Nov 092010
 

There is nothing wrong with our education system. We remain the most innovative country in the world, and the most vibrant economy in the world. Others are gaining on us, it's true. But this is mostly the happy result that the American Dream has escaped our borders and is now actively pursued by folks all over the planet. We remain a country of vibrant political discourse, current partisan rancor and climate of misinformation notwithstanding. We remain a country of literature and arts, regardless of your personal opinion of Hollywood or Rap Music. We're probably not being fair to our impoverished communities, and probably not getting what we'd like to out of the smart folks who live there as a result. But it doesn't take much money to fix that.

What is true is that we are lagging the structural shifts in “education” necessary to keep up with the New World Economy. Specifically, we have fallen behind on pure research investment, and shirked our responsibility of (re)training labor, as regards 21st century industries like energy, medicine, and information technology.

Let's consider for a moment whether a Socialist approach to education might be the right choice. The Spartans did it. They were the vanguard of freedom back when freedom was a little known concept. They sponsored the same path of “education” for every man fit enough, and rewarded the very best talent regardless of background. Why did they do it? I will call it “Social Greed.” They did not value the Individual's Privilege to be educated. Rather they coveted every Talented Individual for his contributions, and they took them as their own. Of course they were a rigid, inflexible society that in the end could not adapt.

We could do that. We could implement Socialist Education with the goal of owning and optimizing every little Einstein we have out there.

But if we want to privatize education...

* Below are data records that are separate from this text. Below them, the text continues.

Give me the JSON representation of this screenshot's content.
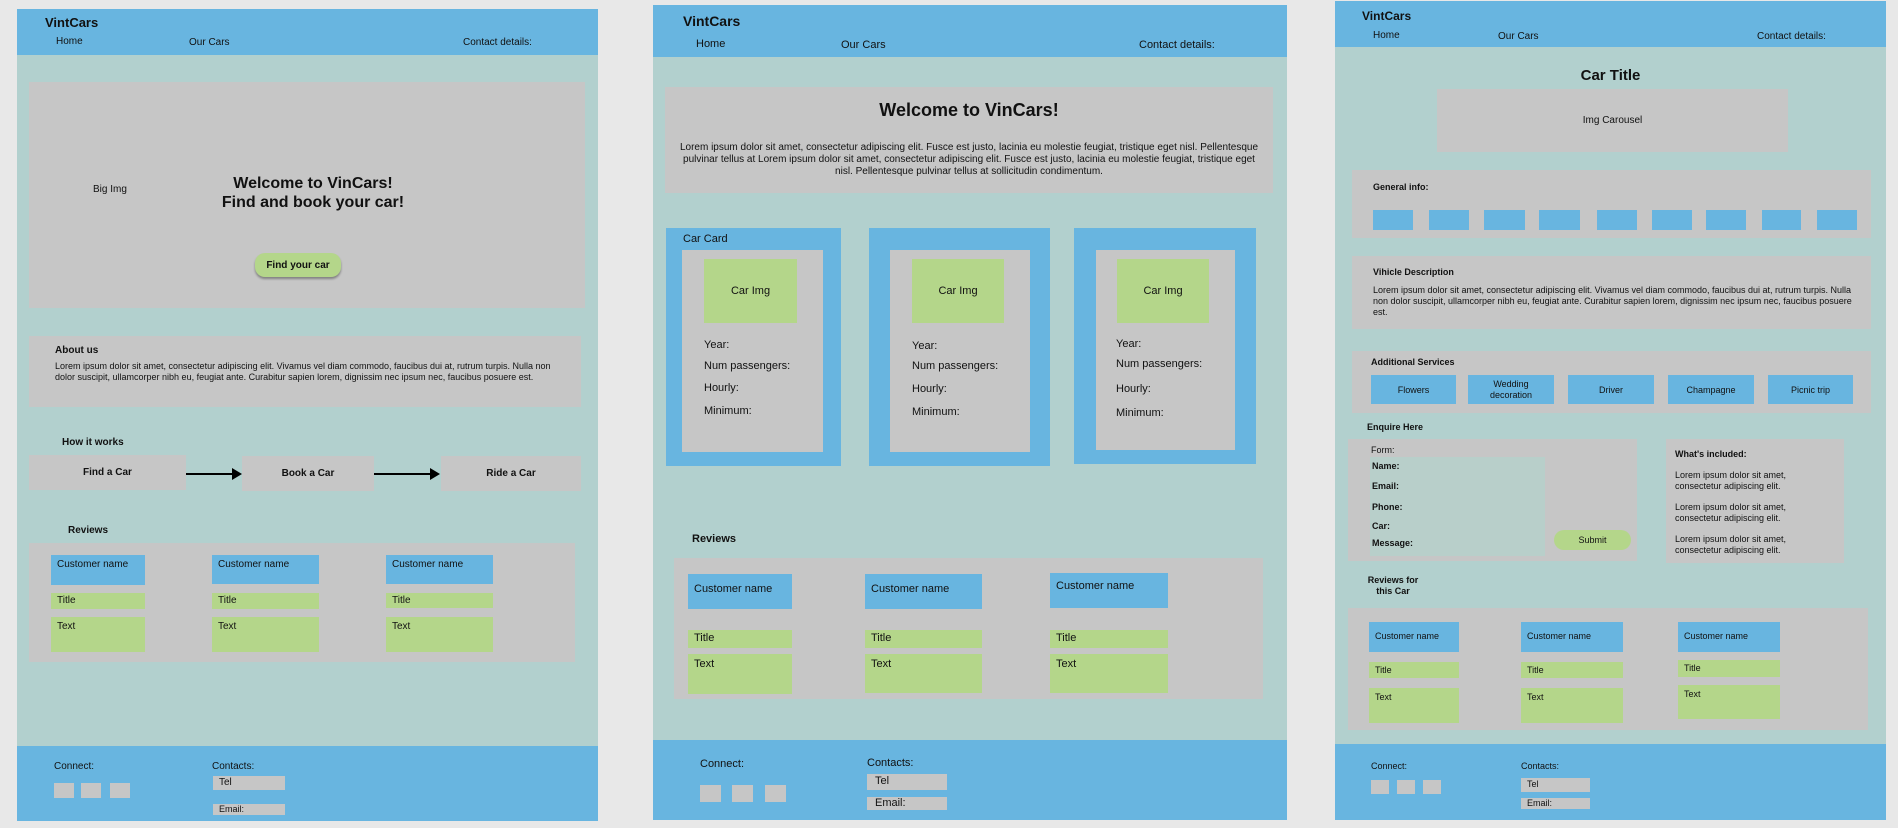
{
  "brand": "VintCars",
  "nav": {
    "home": "Home",
    "cars": "Our Cars",
    "contact": "Contact details:"
  },
  "footer": {
    "connect": "Connect:",
    "contacts": "Contacts:",
    "tel": "Tel",
    "email": "Email:"
  },
  "review": {
    "name": "Customer name",
    "title": "Title",
    "text": "Text"
  },
  "lorem_about": "Lorem ipsum dolor sit amet, consectetur adipiscing elit. Vivamus vel diam commodo, faucibus dui at, rutrum turpis. Nulla non dolor suscipit, ullamcorper nibh eu, feugiat ante. Curabitur sapien lorem, dignissim nec ipsum nec, faucibus posuere est.",
  "page1": {
    "hero_img": "Big Img",
    "hero_title1": "Welcome to VinCars!",
    "hero_title2": "Find and book your car!",
    "hero_button": "Find your car",
    "about_title": "About us",
    "how_title": "How it works",
    "steps": [
      "Find a Car",
      "Book a Car",
      "Ride a Car"
    ],
    "reviews_title": "Reviews"
  },
  "page2": {
    "welcome": "Welcome to VinCars!",
    "intro": "Lorem ipsum dolor sit amet, consectetur adipiscing elit. Fusce est justo, lacinia eu molestie feugiat, tristique eget nisl. Pellentesque pulvinar tellus at Lorem ipsum dolor sit amet, consectetur adipiscing elit. Fusce est justo, lacinia eu molestie feugiat, tristique eget nisl. Pellentesque pulvinar tellus at sollicitudin condimentum.",
    "card_label": "Car Card",
    "car_img": "Car Img",
    "fields": [
      "Year:",
      "Num passengers:",
      "Hourly:",
      "Minimum:"
    ],
    "reviews_title": "Reviews"
  },
  "page3": {
    "title": "Car Title",
    "carousel": "Img Carousel",
    "general": "General info:",
    "desc_title": "Vihicle Description",
    "services_title": "Additional Services",
    "services": [
      "Flowers",
      "Wedding decoration",
      "Driver",
      "Champagne",
      "Picnic trip"
    ],
    "enquire": "Enquire Here",
    "form": "Form:",
    "form_fields": [
      "Name:",
      "Email:",
      "Phone:",
      "Car:",
      "Message:"
    ],
    "submit": "Submit",
    "included_title": "What's included:",
    "included_item": "Lorem ipsum dolor sit amet, consectetur adipiscing elit.",
    "reviews_for": "Reviews for this Car"
  }
}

First of all, privatizing it means that the more wealthy you are, the more access you have to better education. But it's hardly true that the more wealthy you are, the more competent or useful you are. We all know the cycle of wealth. The first generation creates it, shooting stars in our economy and history. The second generation rationalizes it, making it sustainable and repairing the excesses and sins of the first generation. The third generation... squanders it, tearing down the great oak as scavengers will do. Do we really want an education system that reserves its very best fruits for maggots and mushrooms? Or do we want one that fosters that first, unprivileged generation, the ones who are the real shooting stars?

But mostly, our higher education system is bereft of pure research dollars and our corporations and vocational schools are devoid of useful training programs. We've got the Incompetent Corporatists who are our So-Called Captains of Industry and the Incompetent Corporatists who have “privatized” much of our higher education system pointing the fingers at each other about whose responsibility this is. The result is that the burden has been cast upon Us as Taxpayers and Workers, in a climate where a kind of “speculative certification bubble” has pushed the cost of it beyond Our Reach.

Government can do some, in the way of tax exceptions that motivate the right behavior. But let's face it, this is one place where we need our industry leaders to re-pledge their national allegiances. And if they won't, I suggest we drag them from their beds. We have to take back our economic freedom, by any and all means appropriate.

The next time some politician tries to blame you for not re-training yourself, write his name down in your little black book of Corporatists. And I know it's hard right now, but do the best you can to make it so that the next time your boss blames you, you can tell him where to shove it.